Well, we can’t blame you. The nation’s third-largest city boasts some of the nation’s finest museums, theater, restaurants, bars and so much more. Nestled along the shores of the stunning Lake Michigan and home to iconic architecture, Chicago serves as a picturesque backdrop for life in the city.
The Windy City is also a city made up of many distinct neighborhoods and enclaves, each of them home to a slightly different flavor of Chicago life. Whether it’s the taquerias and art galleries of Pilsen or the sports bars and boutiques of Lakeview, the city has a little something for everyone. Our guide to Chicago’s top neighborhoods will help you find the right match for you, and our list of Chicago’s best realtors will help you find the home of your dreams.
Like any large city, traffic can occasionally be a frustrating part of life in Chicago, though nowhere near as bad as the sort of commutes synonymous with cities like LA and San Francisco. U.S. News and World Report ranked Chicago eighth in its latest list of the nation’s worst traffic cities, reporting that Chicago commuters spent an average of 60 hours in traffic in 2015. That’s compared to 81 in LA.
To avoid rush hour traffic, many Chicagoans rely on public transit to get to work, particularly if they work in the Loop or within city limits. The Chicago Transit Authority operates eight rail lines and 140 bus routes to get you around town, while the Metra offers 11 lines that connect the Chicago suburbs to the city. Other Chicagoans use the city’s bike lanes — and 19 miles of lakefront bike paths — to get to work.
If you’re moving to Chicago, you should be prepared for the city’s weather. As you’ve probably heard, winters in the Windy City can occasionally get very cold, though probably not as brutal as you might think. The city averages seven days a year where the temperature doesn’t climb above zero degrees. As for the white stuff, Chicago typically records its first snowfall of at least an inch in early December and the average annual snowfall clocks in at just under 40 inches.
On the flip side, summers in the city can get very humid, particularly in July and August. But toward the early and latter parts of the season, Chicago’s weather is tough to beat. Those are the days you’ll want to be sure to spend as much time outdoors as you can get away with.
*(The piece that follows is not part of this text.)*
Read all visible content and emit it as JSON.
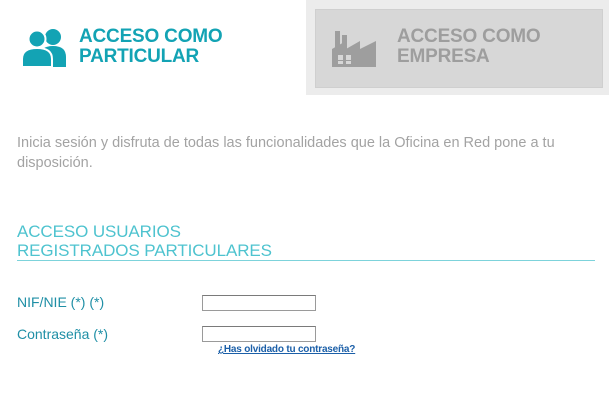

Summer average (June — Aug): 82 ℉ high, 62 ℉ low
Winter average (Dec — Feb): 38 ℉ high, 22 ℉ low
Chicago’s economy has seen better days, though there are some signs of optimism.
In recent years, employment figures in the Loop, the city’s central business district, have been improving significantly — to the extent that Crain’s called it the nation’s “hottest urban center.” A number of major Chicago-area employers including Motorola Solutions, Kraft Heinz and ConAgra have been relocating their businesses from the suburbs to downtown. In 2016, McDonald’s announced they would be following that trend.
Other major employers in Chicago include Fortune 500 headquarters like United, Walgreen, Boeing, Archer Daniels Midland, Exelon, Abbott Laboratories and Allstate.
Unemployment rate: 6.9% (as of April 2016)
Average weekly wages for all industries: $1,267 (fourth quarter 2015)